* _TASK STATEMENT_:
From the records beneath, determine how many lines contain "Stylesheet" and report only that figure.

* _DATA SECTION_:
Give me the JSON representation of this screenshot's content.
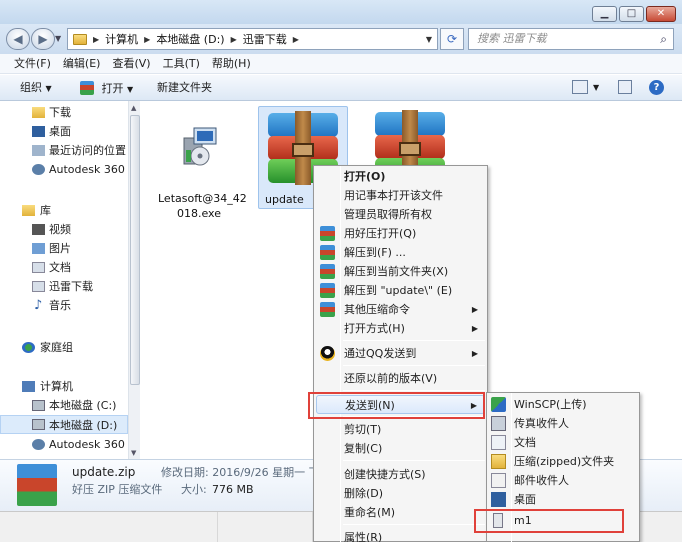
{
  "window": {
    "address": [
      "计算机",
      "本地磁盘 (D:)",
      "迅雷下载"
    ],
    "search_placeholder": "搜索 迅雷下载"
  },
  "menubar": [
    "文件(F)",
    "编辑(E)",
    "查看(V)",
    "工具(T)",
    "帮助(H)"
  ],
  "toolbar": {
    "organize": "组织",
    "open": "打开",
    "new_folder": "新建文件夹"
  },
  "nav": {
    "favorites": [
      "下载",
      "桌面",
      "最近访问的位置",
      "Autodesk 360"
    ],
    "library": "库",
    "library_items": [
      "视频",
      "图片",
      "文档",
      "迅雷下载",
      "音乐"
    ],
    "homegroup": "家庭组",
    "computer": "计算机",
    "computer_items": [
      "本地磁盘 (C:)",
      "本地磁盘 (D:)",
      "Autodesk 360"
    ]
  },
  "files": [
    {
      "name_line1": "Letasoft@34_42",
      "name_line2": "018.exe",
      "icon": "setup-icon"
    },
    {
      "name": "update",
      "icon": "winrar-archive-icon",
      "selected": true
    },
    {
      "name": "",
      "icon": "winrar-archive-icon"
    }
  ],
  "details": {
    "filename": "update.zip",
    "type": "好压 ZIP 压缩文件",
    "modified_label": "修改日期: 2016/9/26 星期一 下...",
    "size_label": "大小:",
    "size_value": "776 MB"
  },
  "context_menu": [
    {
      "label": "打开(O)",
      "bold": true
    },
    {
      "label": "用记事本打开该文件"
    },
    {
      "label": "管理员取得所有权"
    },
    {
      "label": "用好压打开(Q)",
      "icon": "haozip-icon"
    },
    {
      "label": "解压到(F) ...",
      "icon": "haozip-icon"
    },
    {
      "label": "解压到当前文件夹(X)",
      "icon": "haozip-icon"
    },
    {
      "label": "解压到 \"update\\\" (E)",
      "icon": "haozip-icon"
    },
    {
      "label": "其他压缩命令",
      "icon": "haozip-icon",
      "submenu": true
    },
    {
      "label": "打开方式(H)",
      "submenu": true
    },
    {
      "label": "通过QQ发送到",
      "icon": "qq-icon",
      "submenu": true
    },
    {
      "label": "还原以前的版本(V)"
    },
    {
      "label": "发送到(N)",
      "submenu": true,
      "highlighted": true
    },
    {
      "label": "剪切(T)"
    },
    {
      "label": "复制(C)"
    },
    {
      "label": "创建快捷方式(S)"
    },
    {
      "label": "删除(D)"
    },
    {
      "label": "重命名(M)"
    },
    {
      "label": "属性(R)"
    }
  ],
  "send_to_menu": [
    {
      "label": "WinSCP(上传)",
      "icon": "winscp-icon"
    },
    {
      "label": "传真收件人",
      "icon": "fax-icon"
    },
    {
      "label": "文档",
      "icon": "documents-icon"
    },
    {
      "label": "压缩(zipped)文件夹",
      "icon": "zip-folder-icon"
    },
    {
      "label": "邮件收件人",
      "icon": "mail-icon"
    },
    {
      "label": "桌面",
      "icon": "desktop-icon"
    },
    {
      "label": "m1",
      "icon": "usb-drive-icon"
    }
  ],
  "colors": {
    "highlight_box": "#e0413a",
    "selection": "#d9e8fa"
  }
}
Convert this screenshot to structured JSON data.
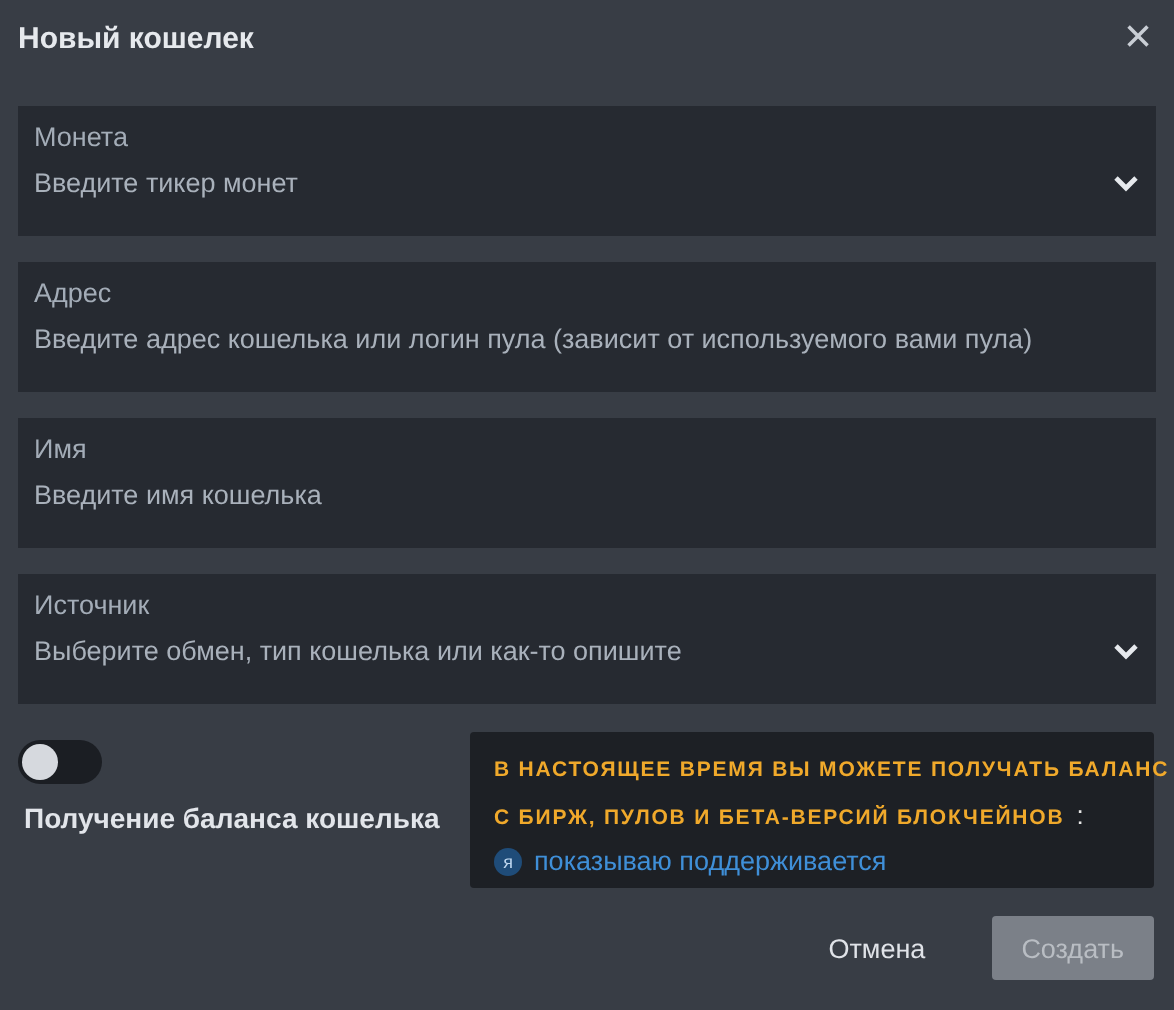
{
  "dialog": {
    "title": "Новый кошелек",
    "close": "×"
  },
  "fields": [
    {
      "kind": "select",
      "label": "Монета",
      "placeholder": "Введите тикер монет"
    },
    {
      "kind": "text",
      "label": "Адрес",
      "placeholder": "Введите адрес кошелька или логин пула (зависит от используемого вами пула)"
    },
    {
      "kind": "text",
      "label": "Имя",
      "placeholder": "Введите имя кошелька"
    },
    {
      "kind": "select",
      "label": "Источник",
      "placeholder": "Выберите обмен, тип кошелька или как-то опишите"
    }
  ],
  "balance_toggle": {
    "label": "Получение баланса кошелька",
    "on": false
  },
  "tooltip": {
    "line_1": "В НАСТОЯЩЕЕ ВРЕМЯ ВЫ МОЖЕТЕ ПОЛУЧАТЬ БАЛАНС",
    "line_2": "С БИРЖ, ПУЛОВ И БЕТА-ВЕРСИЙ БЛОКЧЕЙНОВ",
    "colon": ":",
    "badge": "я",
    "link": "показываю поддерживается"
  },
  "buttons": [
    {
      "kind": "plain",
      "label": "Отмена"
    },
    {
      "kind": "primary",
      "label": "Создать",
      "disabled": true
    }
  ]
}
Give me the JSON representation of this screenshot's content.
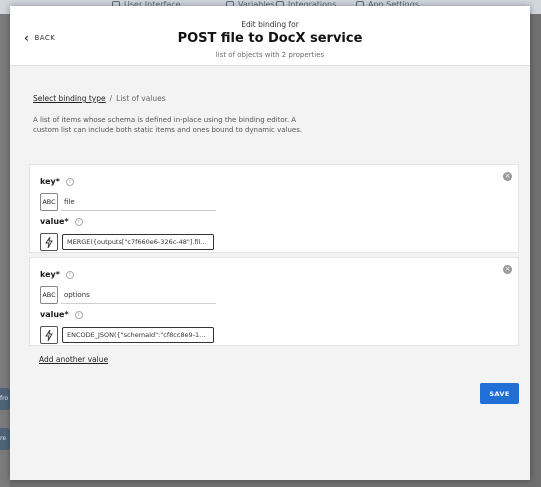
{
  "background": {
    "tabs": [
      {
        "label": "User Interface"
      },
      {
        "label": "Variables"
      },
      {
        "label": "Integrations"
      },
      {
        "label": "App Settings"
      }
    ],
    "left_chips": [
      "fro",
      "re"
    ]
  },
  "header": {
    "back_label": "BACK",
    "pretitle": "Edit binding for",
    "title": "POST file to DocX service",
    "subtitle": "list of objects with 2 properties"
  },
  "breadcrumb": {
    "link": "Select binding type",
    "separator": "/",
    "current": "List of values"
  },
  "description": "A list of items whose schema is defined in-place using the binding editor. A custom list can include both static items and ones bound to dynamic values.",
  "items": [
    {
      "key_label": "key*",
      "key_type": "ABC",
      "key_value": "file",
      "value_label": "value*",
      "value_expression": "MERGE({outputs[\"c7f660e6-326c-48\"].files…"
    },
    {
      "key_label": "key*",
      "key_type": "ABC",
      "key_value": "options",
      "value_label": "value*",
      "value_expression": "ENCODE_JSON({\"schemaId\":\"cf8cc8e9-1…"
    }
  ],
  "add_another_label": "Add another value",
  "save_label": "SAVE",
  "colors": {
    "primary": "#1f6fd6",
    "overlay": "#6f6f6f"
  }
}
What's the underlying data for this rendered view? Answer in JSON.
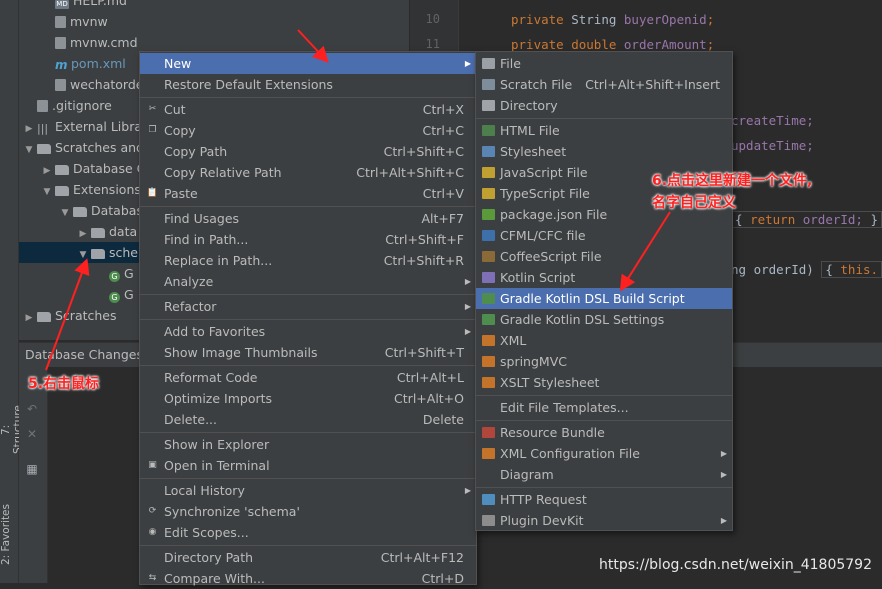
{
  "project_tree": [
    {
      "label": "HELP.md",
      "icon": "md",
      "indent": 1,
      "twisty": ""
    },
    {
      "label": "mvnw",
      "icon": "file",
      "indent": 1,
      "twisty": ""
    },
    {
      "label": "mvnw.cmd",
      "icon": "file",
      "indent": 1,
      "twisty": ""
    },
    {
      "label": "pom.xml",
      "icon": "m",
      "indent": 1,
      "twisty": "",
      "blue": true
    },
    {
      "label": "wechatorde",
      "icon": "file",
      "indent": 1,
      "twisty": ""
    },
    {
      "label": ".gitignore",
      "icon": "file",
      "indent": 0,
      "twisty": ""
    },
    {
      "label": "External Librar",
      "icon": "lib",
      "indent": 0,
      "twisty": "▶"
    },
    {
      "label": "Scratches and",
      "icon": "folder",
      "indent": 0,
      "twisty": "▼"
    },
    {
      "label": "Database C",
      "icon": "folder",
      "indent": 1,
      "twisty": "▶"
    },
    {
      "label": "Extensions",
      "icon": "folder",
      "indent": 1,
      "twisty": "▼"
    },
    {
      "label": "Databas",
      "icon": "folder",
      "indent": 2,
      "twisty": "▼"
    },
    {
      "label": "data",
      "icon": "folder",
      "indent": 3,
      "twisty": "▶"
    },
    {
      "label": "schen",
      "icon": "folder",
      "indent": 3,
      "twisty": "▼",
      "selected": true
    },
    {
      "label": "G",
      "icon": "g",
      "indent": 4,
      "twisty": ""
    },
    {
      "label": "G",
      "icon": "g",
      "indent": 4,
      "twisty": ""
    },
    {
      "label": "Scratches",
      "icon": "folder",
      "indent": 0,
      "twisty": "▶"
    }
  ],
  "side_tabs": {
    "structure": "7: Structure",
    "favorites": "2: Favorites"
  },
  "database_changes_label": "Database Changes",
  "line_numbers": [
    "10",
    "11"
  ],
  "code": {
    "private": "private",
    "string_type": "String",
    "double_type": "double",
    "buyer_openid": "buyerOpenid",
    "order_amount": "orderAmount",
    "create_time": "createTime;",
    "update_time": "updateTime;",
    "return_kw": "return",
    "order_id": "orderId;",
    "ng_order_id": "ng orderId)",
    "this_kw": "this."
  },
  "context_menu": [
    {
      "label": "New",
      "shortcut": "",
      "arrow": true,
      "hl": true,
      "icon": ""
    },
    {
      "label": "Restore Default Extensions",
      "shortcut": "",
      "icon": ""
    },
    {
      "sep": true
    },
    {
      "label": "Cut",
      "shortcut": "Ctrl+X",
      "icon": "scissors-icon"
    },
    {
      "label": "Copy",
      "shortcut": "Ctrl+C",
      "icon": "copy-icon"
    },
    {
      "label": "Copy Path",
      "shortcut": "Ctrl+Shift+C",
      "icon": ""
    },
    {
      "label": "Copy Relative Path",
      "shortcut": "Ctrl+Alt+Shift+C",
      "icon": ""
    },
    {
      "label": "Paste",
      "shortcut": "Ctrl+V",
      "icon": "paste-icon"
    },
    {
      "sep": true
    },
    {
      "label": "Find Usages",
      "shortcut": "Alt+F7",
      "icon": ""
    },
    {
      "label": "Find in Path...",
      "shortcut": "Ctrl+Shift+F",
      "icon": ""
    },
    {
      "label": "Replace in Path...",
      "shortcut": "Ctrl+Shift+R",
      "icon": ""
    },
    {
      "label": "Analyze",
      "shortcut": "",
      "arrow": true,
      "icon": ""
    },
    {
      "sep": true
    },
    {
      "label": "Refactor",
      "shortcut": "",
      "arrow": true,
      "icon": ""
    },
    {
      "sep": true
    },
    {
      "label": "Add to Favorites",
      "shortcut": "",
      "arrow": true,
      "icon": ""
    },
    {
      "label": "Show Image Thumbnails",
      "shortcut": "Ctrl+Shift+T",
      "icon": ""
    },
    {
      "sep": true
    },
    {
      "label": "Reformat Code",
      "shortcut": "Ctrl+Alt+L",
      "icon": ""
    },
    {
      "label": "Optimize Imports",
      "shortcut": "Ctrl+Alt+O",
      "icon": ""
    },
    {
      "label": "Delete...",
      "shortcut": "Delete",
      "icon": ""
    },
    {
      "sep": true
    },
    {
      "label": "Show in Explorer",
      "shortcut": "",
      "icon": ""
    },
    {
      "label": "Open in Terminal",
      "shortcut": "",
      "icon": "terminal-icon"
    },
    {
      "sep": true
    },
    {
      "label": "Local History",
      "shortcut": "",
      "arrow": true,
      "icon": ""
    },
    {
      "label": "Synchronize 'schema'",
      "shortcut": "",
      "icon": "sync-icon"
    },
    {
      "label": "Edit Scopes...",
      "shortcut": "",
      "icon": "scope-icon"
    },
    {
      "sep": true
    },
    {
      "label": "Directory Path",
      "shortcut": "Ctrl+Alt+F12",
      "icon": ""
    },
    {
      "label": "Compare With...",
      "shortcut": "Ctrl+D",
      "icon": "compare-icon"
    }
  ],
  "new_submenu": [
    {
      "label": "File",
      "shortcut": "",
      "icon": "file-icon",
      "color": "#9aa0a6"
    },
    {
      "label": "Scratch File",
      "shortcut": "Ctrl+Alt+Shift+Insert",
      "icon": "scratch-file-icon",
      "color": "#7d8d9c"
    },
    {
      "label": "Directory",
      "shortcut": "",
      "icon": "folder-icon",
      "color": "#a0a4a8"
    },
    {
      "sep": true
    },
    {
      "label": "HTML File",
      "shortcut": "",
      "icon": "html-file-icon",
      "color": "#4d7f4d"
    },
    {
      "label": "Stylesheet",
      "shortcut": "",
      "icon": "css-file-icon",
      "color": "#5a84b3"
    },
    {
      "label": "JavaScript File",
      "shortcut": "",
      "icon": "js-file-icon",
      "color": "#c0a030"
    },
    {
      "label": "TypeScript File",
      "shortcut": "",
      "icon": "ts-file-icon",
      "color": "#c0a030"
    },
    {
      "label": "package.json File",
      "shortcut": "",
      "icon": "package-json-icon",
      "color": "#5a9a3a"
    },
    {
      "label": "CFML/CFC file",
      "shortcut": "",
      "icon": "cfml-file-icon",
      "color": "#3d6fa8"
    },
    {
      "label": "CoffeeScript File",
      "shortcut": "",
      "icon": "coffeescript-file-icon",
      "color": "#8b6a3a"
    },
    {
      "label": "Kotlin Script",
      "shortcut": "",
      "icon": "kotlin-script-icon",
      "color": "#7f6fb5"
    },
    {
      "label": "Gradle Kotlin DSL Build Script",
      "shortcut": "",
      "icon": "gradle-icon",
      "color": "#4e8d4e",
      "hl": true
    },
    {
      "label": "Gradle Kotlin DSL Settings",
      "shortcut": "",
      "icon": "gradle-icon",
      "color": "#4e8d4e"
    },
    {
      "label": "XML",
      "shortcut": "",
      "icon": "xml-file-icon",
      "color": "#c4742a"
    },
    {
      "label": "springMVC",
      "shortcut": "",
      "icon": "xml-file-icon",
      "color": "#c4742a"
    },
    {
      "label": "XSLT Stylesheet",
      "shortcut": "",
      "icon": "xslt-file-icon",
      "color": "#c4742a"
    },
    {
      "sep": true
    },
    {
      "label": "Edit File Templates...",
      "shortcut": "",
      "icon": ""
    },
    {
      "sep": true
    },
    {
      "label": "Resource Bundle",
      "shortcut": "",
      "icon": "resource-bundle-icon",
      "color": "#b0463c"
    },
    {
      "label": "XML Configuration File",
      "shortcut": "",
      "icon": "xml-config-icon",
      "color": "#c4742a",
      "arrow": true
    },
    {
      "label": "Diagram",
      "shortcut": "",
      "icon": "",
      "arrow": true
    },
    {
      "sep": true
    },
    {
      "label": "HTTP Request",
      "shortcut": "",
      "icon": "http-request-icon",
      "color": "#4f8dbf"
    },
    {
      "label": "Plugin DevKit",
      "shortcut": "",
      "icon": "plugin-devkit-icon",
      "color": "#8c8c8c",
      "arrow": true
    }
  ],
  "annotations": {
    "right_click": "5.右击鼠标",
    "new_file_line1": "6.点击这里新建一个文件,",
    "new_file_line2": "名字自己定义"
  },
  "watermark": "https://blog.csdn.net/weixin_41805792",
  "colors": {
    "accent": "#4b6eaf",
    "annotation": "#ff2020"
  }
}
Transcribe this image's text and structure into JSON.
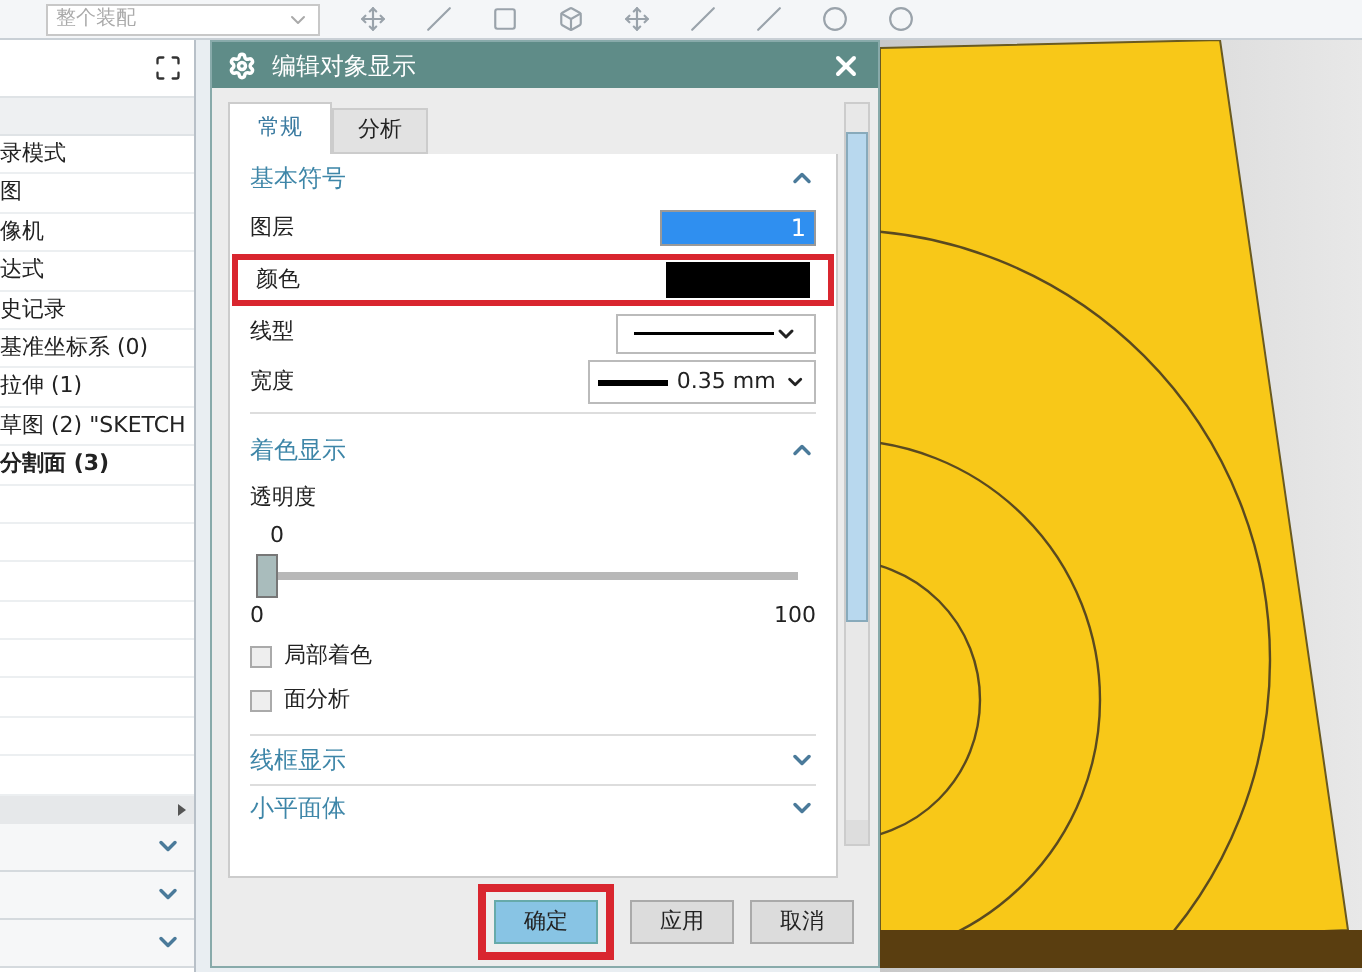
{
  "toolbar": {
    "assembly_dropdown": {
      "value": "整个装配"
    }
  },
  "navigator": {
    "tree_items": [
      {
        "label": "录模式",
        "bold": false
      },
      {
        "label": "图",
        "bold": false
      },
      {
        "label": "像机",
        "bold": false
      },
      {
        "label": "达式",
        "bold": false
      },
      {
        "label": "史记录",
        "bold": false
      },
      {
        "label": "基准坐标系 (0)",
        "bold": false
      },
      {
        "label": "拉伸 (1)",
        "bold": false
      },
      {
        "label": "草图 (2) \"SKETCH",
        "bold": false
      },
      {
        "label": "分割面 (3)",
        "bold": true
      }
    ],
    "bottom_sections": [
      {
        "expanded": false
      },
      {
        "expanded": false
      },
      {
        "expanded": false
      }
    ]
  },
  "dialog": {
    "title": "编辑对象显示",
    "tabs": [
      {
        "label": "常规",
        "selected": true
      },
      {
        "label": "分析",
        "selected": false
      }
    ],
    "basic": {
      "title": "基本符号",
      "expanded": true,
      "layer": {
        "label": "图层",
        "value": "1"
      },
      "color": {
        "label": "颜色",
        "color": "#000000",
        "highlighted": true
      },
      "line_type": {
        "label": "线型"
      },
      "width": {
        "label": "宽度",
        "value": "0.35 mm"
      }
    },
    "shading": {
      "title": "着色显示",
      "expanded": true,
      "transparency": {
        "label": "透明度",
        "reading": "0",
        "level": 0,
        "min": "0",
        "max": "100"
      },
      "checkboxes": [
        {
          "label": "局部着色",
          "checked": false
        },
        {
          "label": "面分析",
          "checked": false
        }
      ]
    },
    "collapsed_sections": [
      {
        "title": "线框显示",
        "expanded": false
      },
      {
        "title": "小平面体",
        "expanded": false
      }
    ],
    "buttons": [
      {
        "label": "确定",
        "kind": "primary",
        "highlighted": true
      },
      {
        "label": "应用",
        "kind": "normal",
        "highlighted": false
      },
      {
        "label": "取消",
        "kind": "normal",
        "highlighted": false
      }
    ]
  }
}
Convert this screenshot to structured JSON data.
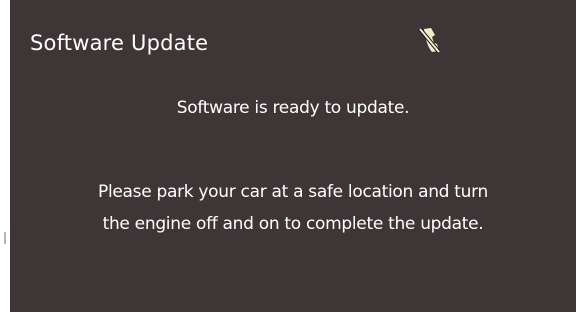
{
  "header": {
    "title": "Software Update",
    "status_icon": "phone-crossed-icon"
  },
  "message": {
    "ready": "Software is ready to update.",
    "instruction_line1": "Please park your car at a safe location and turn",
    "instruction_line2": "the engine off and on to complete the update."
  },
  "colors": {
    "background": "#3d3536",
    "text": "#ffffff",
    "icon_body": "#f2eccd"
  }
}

* _REPLY_:
2